EXERCISE INPUT

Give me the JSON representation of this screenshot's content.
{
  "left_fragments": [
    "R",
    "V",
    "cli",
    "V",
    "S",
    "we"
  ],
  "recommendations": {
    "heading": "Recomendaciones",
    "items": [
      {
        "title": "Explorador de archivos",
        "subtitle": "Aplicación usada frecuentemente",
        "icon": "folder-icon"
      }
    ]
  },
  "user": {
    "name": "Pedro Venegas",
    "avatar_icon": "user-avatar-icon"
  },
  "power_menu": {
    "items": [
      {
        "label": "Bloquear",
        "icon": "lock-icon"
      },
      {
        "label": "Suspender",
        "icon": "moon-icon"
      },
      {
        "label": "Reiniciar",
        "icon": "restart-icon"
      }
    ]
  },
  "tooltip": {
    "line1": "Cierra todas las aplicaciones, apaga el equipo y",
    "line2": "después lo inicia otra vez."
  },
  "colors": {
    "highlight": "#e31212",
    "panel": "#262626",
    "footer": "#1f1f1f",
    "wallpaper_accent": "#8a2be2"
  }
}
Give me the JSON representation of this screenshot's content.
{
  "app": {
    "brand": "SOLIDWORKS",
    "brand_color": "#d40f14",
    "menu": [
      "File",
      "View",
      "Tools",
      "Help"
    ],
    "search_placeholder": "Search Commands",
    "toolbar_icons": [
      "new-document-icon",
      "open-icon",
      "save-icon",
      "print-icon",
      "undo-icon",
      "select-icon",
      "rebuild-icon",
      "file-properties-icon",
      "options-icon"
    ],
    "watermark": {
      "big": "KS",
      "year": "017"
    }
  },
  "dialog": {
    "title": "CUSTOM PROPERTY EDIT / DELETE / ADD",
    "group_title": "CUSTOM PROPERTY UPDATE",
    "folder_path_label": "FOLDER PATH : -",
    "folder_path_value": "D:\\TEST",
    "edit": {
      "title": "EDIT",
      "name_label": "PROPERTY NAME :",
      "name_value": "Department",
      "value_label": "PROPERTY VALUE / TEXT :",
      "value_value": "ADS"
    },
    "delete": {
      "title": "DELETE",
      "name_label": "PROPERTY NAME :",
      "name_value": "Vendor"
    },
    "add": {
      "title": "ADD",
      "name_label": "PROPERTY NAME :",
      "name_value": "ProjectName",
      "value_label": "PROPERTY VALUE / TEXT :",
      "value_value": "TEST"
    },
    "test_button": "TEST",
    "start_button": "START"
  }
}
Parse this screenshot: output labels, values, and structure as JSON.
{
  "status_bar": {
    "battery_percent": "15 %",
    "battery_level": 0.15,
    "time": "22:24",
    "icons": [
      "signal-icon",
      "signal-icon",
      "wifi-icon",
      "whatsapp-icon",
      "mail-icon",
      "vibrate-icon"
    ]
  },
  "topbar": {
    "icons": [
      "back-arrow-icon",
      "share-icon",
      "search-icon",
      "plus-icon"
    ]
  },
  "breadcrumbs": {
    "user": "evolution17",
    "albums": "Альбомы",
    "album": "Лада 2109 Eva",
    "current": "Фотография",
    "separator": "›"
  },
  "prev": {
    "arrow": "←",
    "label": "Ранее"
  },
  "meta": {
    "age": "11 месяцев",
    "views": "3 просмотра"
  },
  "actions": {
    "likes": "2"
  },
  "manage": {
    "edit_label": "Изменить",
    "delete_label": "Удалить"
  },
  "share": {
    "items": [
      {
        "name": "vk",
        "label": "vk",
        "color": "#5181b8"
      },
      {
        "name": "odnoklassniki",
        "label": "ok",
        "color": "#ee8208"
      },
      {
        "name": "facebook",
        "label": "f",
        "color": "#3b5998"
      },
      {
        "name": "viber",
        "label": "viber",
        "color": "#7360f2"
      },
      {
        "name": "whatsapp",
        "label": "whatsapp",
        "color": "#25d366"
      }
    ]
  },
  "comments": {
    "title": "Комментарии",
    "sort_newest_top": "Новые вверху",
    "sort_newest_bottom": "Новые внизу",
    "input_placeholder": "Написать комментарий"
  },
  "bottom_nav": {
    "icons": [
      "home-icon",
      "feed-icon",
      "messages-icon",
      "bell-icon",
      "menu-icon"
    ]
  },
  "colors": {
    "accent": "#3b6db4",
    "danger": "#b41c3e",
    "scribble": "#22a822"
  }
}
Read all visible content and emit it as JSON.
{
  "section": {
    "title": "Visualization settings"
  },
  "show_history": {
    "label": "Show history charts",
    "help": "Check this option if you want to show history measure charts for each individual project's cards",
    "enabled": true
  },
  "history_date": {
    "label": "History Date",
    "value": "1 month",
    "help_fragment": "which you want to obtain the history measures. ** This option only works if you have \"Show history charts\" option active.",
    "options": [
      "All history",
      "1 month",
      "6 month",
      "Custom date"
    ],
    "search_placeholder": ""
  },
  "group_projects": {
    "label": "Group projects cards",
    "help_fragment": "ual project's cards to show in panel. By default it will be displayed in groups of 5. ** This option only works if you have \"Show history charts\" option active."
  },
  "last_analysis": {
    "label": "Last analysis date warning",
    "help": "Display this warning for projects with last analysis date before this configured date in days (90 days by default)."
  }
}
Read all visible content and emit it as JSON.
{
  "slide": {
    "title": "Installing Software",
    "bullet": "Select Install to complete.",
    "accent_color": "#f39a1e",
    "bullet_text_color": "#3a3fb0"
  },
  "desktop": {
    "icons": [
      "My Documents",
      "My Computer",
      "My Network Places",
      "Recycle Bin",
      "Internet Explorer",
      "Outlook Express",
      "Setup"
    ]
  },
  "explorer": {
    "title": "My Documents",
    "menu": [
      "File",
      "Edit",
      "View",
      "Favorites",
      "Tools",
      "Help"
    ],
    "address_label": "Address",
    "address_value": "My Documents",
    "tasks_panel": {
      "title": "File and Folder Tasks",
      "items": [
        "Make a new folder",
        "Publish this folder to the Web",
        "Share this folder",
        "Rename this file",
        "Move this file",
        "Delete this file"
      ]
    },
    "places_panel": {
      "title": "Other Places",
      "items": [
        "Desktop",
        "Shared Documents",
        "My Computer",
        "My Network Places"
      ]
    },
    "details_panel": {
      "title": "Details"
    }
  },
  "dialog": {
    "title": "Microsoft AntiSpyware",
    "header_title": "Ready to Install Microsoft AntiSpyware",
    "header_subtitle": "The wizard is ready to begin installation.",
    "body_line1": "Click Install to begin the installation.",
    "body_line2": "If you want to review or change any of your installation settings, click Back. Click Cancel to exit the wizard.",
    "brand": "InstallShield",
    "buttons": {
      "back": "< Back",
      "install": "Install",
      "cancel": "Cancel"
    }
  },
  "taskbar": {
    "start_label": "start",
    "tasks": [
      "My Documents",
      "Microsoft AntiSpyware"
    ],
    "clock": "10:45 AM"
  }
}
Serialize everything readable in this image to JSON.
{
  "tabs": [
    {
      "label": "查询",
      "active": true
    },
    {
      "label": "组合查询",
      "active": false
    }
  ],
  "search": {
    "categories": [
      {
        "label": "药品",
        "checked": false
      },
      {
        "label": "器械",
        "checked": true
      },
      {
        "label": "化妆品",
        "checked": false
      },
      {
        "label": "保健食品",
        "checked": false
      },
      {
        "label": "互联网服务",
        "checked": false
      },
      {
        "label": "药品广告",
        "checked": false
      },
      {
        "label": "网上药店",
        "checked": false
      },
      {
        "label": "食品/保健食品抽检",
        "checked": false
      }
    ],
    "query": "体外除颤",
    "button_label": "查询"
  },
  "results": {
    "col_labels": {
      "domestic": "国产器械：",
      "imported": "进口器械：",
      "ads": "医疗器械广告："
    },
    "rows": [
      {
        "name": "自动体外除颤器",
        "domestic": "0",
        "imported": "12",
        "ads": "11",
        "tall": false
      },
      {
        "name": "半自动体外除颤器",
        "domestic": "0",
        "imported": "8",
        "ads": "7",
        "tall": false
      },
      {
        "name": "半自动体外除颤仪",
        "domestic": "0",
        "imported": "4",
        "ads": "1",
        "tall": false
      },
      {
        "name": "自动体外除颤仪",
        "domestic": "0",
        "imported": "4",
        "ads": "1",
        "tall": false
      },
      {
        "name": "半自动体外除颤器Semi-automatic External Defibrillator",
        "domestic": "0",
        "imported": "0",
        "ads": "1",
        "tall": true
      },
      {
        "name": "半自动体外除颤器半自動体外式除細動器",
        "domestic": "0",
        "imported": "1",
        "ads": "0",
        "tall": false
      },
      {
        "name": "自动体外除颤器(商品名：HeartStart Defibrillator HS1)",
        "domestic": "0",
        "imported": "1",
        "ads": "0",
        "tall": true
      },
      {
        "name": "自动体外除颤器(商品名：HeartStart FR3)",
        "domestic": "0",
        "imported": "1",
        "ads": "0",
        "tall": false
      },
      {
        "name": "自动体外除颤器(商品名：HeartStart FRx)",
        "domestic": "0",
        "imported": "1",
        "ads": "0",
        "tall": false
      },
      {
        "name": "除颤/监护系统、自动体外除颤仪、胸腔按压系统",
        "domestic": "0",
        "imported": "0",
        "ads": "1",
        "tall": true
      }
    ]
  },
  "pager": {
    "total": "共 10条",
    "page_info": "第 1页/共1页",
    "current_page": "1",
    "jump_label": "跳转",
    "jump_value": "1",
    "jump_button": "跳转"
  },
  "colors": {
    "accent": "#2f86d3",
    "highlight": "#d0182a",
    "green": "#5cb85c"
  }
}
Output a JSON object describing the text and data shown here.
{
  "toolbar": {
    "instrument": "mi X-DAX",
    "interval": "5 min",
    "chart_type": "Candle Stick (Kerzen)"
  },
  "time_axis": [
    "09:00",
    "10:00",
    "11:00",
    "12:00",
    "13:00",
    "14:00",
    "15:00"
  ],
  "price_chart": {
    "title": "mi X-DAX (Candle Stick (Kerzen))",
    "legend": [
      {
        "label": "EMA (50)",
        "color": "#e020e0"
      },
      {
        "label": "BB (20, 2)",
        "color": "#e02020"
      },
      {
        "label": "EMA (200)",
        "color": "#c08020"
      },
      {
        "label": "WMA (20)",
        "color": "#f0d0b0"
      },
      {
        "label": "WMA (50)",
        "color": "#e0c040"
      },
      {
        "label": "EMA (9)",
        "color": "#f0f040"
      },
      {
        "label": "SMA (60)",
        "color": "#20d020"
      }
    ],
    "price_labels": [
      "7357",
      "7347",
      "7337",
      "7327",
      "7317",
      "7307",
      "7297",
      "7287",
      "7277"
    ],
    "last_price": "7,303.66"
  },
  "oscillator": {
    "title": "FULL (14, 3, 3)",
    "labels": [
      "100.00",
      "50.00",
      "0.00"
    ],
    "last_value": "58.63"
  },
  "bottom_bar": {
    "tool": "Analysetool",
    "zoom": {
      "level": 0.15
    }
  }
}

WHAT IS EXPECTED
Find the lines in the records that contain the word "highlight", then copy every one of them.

WRITTEN ANSWER
    "highlight": "#e31212",
    "highlight": "#d0182a",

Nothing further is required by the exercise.